Given data:

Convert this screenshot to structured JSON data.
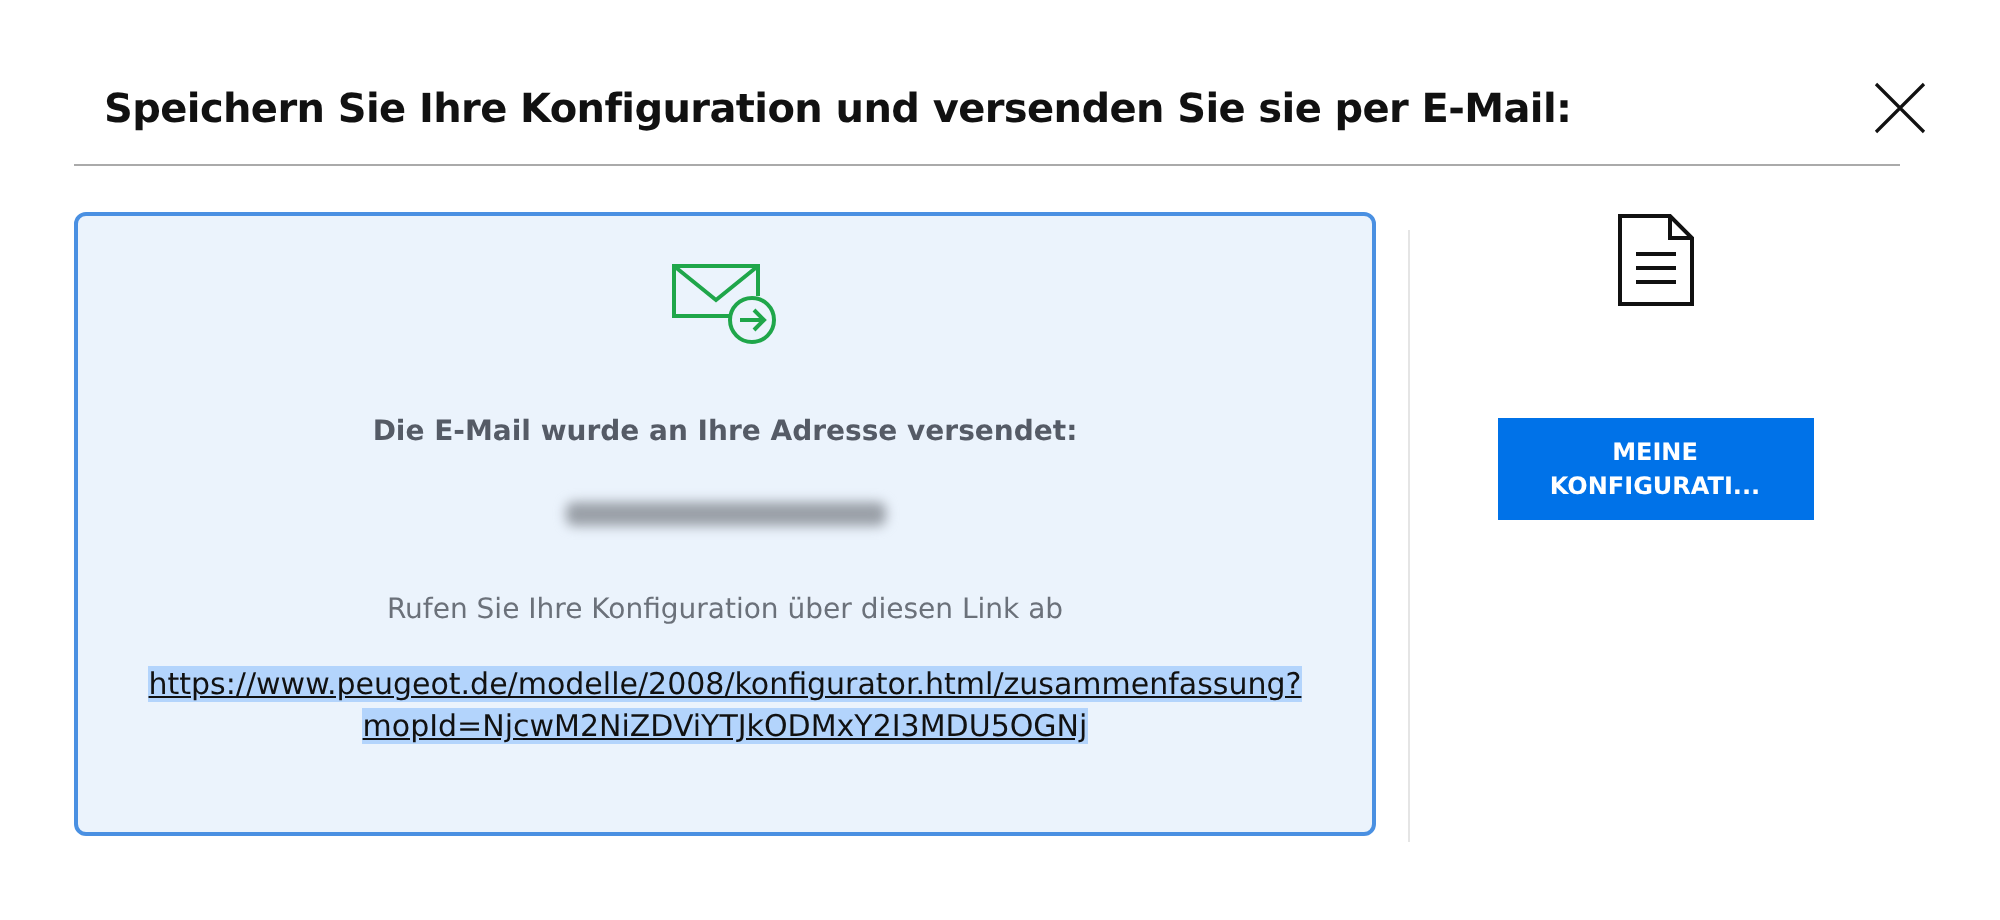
{
  "dialog": {
    "title": "Speichern Sie Ihre Konfiguration und versenden Sie sie per E-Mail:"
  },
  "confirmation": {
    "heading": "Die E-Mail wurde an Ihre Adresse versendet:",
    "instruction": "Rufen Sie Ihre Konfiguration über diesen Link ab",
    "link": {
      "text": "https://www.peugeot.de/modelle/2008/konfigurator.html/zusammenfassung?mopId=NjcwM2NiZDViYTJkODMxY2I3MDU5OGNj",
      "highlighted": true
    }
  },
  "download": {
    "button": "MEINE KONFIGURATI..."
  }
}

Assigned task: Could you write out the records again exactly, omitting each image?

Response area:
Convert this screenshot to structured JSON data.
{
  "dialog": {
    "title": "Speichern Sie Ihre Konfiguration und versenden Sie sie per E-Mail:"
  },
  "confirmation": {
    "heading": "Die E-Mail wurde an Ihre Adresse versendet:",
    "instruction": "Rufen Sie Ihre Konfiguration über diesen Link ab",
    "link": {
      "text": "https://www.peugeot.de/modelle/2008/konfigurator.html/zusammenfassung?mopId=NjcwM2NiZDViYTJkODMxY2I3MDU5OGNj",
      "highlighted": true
    }
  },
  "download": {
    "button": "MEINE KONFIGURATI..."
  }
}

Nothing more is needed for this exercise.